Stored records
• • • • • • •

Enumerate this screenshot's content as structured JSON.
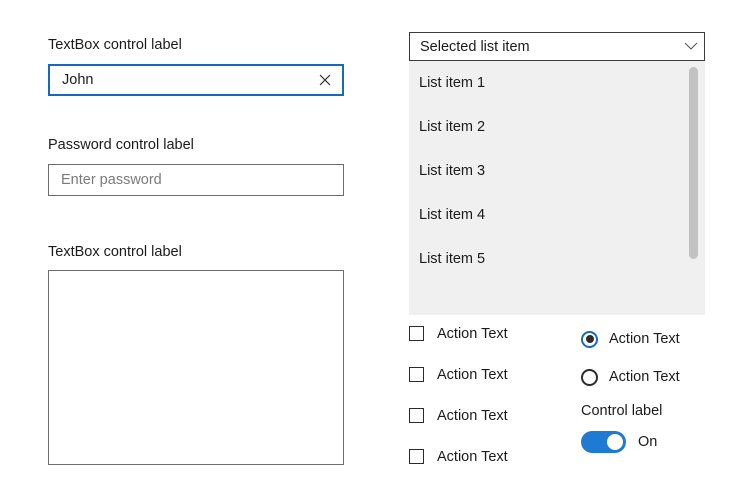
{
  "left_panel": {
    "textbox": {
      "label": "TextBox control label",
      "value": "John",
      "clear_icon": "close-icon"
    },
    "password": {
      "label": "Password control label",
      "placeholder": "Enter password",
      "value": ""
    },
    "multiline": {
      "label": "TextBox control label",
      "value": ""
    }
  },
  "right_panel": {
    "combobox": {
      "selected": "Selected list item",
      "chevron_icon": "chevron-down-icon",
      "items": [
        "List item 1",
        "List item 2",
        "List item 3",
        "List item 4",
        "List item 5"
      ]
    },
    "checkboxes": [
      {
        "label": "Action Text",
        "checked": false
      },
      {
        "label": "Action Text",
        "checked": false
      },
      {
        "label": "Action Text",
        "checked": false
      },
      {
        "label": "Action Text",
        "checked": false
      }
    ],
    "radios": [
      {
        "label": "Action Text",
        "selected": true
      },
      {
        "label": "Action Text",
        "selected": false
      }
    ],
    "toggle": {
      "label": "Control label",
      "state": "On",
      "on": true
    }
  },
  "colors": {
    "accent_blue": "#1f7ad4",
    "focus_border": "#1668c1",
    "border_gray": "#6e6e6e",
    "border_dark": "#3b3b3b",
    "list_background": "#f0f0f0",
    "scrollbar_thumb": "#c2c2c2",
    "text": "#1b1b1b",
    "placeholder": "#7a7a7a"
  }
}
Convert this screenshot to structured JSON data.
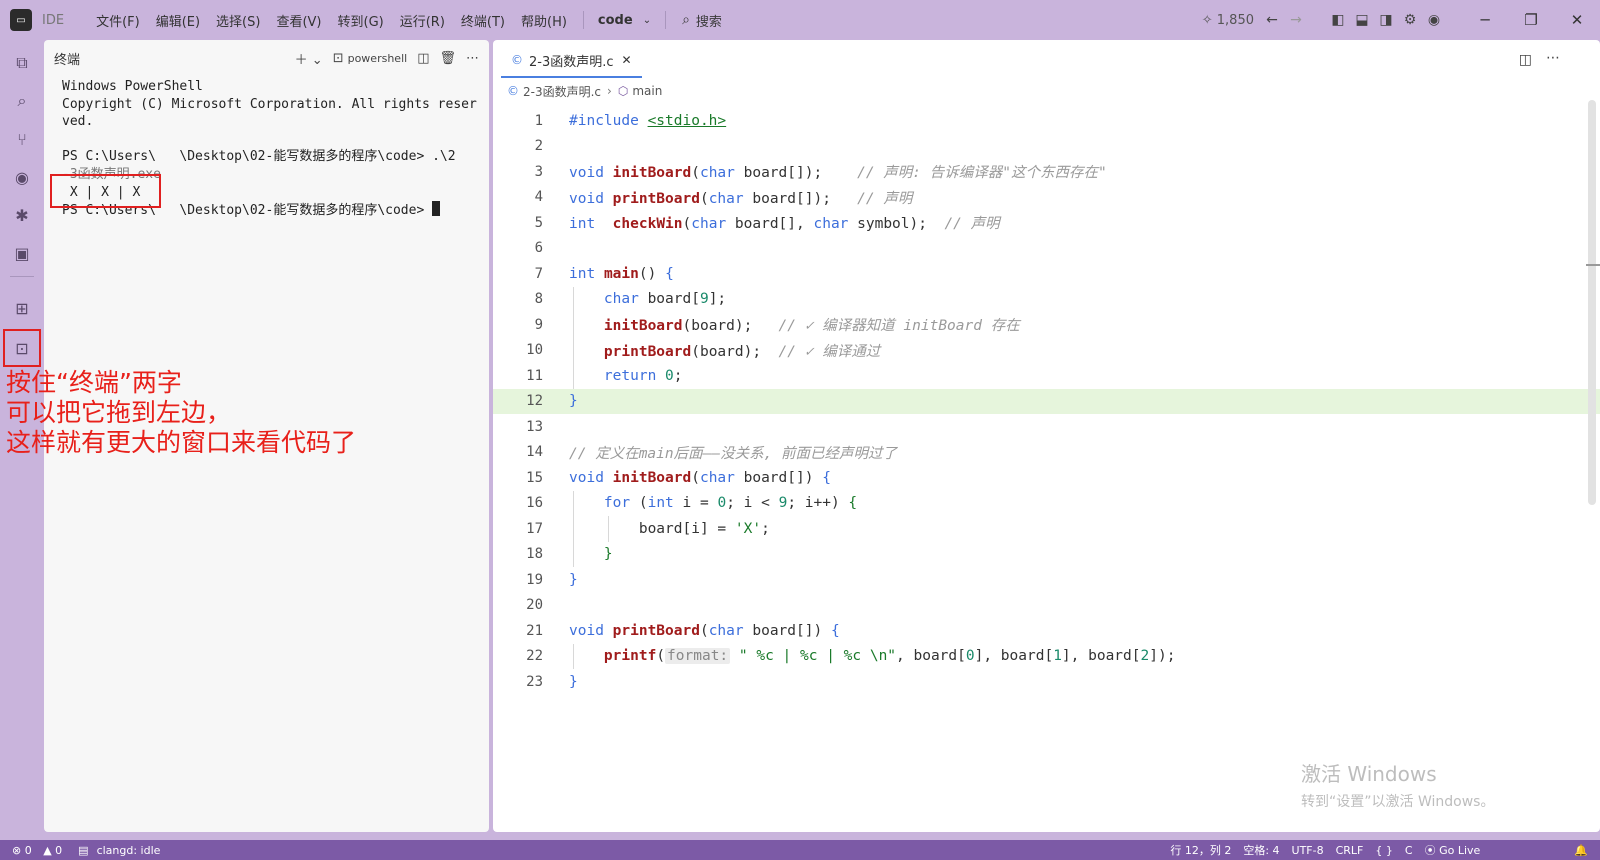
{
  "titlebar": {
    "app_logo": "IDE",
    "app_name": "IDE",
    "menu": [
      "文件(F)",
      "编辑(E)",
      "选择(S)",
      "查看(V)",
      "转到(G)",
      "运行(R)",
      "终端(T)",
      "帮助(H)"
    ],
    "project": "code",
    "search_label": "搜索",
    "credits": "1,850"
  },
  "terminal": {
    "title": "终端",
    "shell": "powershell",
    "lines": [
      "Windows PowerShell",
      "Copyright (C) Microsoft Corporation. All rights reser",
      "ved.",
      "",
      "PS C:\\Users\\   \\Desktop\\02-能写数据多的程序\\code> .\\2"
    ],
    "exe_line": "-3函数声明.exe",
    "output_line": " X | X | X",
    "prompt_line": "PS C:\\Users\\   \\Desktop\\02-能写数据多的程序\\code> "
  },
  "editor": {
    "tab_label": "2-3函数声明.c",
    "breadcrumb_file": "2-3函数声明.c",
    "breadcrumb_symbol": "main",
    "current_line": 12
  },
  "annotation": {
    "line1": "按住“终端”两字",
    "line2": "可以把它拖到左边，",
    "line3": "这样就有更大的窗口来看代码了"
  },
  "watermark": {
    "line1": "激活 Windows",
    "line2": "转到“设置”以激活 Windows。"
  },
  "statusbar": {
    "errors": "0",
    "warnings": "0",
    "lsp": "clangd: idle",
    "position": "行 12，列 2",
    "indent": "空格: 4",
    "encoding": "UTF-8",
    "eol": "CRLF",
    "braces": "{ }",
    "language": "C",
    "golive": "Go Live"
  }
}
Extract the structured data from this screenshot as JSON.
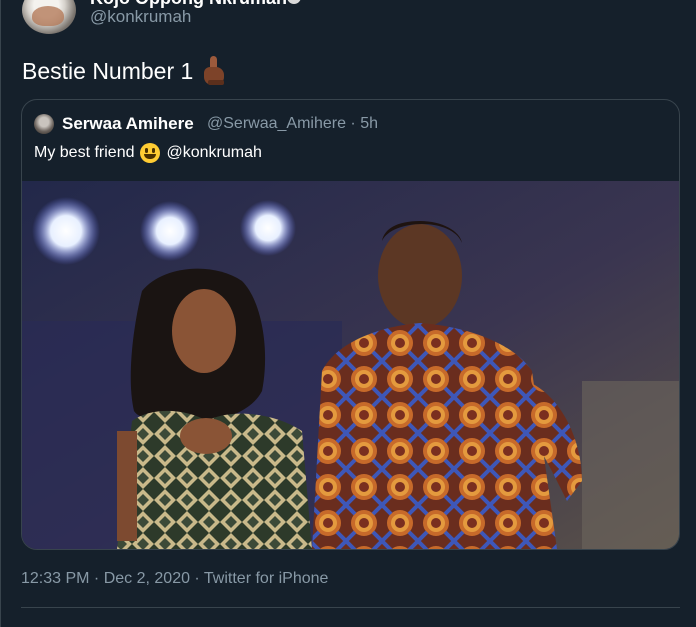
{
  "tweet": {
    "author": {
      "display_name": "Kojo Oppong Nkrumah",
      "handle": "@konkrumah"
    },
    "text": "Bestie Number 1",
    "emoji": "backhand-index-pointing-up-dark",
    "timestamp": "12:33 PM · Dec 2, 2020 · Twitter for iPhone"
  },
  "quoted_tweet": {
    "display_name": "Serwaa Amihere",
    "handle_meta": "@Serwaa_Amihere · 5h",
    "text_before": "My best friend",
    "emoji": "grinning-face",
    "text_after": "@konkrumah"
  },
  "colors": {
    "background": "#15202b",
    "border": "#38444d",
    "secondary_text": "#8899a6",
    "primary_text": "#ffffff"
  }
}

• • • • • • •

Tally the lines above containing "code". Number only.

3